Pick the lines holding the string "content" out of the records and copy them.

⟨

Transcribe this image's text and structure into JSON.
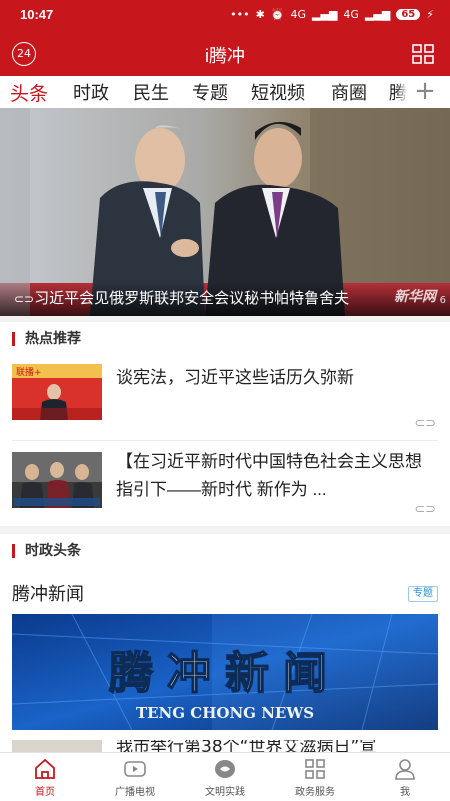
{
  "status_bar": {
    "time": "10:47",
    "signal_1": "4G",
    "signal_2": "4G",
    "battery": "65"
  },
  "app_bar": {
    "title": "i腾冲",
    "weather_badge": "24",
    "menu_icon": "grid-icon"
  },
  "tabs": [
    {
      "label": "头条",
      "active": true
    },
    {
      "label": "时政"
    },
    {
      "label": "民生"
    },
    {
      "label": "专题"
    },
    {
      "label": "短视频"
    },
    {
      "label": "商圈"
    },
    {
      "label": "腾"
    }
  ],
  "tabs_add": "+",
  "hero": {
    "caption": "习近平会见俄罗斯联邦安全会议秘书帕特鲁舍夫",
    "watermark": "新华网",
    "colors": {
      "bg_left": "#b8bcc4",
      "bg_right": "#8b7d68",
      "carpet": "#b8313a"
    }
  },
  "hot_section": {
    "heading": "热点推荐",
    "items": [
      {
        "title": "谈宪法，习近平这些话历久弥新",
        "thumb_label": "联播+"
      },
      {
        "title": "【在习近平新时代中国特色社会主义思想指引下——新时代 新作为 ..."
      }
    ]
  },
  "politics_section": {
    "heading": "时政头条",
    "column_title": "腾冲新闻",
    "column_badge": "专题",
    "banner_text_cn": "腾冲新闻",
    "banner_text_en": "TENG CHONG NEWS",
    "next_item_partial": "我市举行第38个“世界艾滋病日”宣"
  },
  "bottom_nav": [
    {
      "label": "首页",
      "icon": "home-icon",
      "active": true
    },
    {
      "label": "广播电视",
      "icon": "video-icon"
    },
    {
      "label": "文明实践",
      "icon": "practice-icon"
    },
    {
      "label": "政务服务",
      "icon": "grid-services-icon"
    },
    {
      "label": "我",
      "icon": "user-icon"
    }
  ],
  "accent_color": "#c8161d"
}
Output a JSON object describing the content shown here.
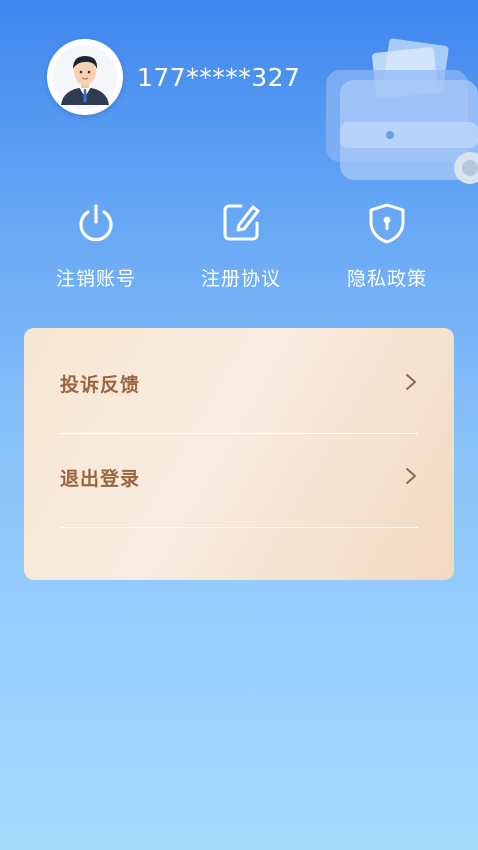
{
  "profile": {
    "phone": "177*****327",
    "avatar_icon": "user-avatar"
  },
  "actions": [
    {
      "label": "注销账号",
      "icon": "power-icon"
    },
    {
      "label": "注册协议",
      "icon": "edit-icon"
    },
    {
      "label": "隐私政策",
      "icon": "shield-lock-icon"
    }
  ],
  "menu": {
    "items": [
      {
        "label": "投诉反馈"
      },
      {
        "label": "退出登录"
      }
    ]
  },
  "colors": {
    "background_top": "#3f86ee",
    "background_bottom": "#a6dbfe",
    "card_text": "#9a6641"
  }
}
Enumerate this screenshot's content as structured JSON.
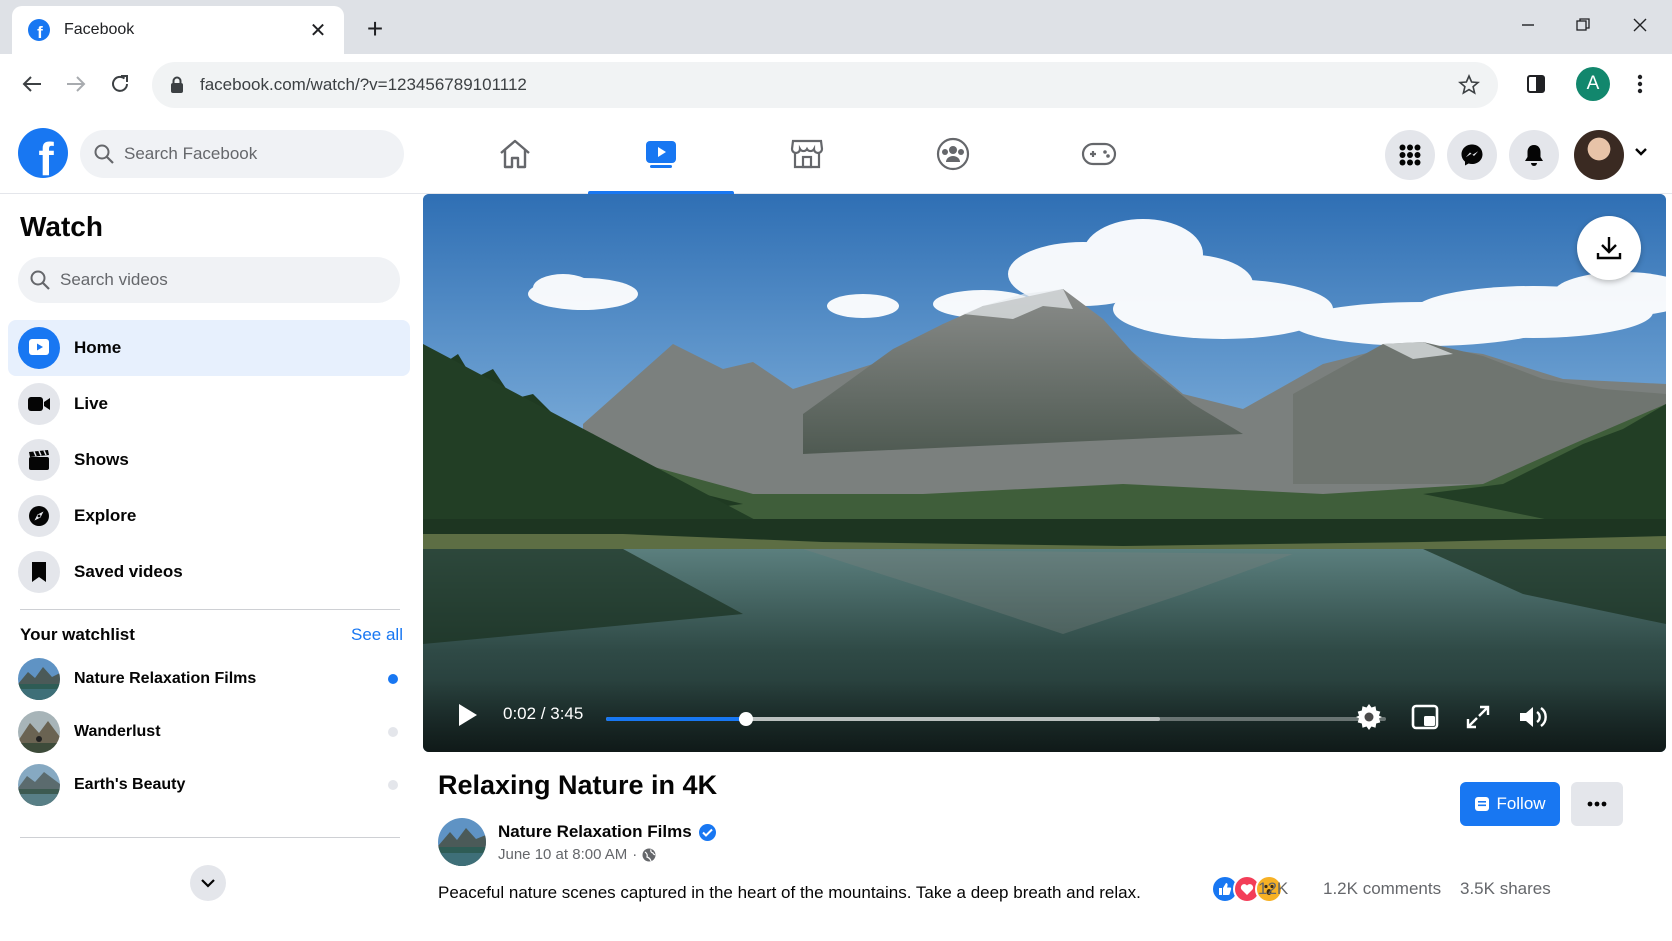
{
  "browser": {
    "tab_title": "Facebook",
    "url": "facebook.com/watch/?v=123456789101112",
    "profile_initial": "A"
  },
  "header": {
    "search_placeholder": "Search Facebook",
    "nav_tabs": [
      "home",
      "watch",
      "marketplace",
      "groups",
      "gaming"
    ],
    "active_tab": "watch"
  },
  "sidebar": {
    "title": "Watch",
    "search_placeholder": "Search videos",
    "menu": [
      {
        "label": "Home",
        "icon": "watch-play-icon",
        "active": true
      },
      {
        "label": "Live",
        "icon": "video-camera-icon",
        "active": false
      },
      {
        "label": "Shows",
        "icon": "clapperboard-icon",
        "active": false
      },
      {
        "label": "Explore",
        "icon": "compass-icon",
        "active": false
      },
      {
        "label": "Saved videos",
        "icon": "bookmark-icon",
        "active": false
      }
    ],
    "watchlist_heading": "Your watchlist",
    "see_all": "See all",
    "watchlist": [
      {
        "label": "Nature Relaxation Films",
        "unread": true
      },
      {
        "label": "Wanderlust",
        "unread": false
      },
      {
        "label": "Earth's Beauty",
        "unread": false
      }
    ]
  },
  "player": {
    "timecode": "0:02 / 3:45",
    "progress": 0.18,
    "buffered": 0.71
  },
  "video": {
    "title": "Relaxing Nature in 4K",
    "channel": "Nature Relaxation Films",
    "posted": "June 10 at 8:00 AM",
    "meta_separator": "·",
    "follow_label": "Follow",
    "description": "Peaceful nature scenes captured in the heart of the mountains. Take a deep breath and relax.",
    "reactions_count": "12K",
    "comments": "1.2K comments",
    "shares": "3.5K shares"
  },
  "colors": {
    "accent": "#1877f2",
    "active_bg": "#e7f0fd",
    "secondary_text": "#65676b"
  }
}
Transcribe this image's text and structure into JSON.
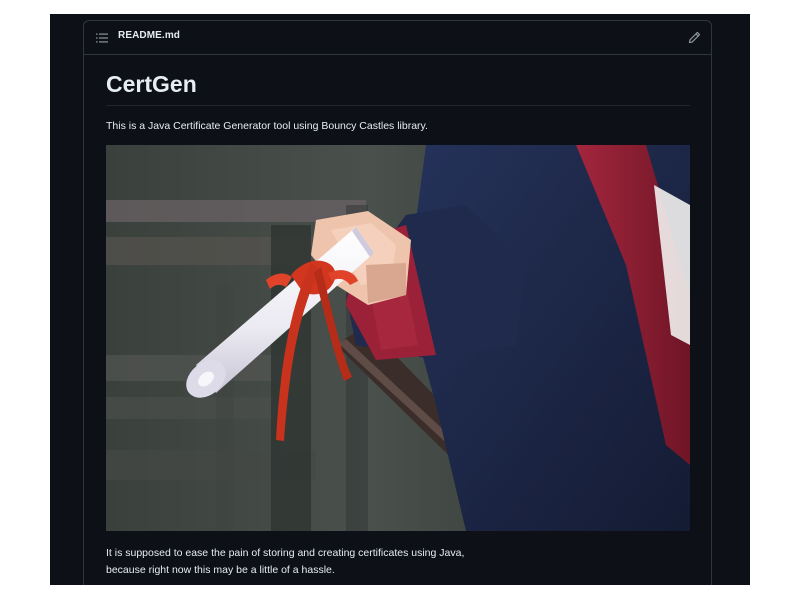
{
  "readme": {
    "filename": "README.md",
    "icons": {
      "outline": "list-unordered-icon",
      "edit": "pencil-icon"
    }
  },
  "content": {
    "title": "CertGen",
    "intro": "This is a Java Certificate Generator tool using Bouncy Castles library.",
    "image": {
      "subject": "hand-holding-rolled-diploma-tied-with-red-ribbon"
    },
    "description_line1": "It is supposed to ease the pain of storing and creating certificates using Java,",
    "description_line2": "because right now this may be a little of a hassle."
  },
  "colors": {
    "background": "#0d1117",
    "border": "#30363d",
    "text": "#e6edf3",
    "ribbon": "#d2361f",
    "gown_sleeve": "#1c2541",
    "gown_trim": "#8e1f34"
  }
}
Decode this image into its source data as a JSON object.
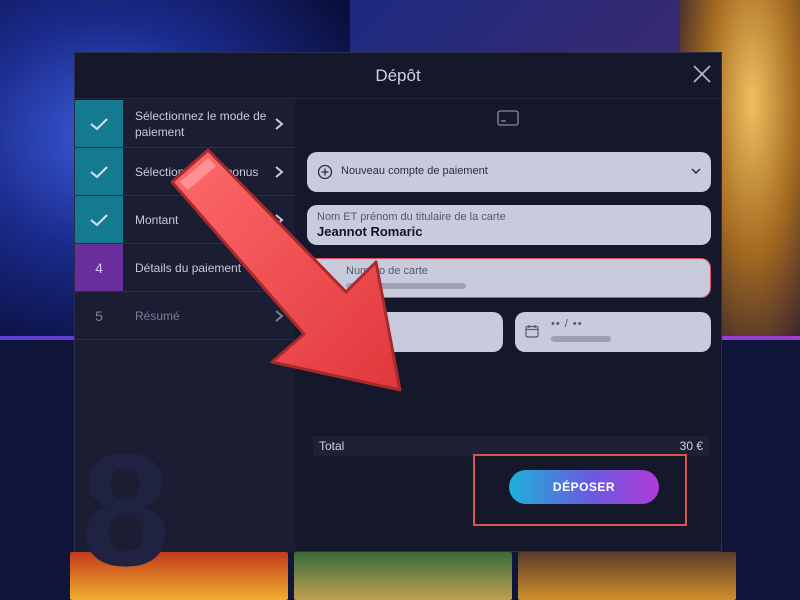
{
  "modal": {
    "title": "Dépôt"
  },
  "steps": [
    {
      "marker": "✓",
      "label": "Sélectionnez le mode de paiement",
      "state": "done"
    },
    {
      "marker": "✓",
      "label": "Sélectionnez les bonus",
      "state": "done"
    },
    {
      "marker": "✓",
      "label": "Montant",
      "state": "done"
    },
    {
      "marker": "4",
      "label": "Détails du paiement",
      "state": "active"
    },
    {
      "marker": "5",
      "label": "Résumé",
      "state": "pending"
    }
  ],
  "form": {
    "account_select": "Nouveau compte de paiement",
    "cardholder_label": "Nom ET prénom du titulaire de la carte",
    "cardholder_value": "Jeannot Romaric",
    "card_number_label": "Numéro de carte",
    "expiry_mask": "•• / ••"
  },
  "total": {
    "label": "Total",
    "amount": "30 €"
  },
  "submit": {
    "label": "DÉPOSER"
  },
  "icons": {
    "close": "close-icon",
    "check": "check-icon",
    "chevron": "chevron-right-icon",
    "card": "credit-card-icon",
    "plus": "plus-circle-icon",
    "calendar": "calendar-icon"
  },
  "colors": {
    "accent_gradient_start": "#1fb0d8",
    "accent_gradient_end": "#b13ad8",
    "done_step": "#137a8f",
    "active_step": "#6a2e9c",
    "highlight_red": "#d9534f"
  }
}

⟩

### Expected answer
Output a JSON object describing the content shown here.
Enumerate this screenshot's content as structured JSON.
  "content": {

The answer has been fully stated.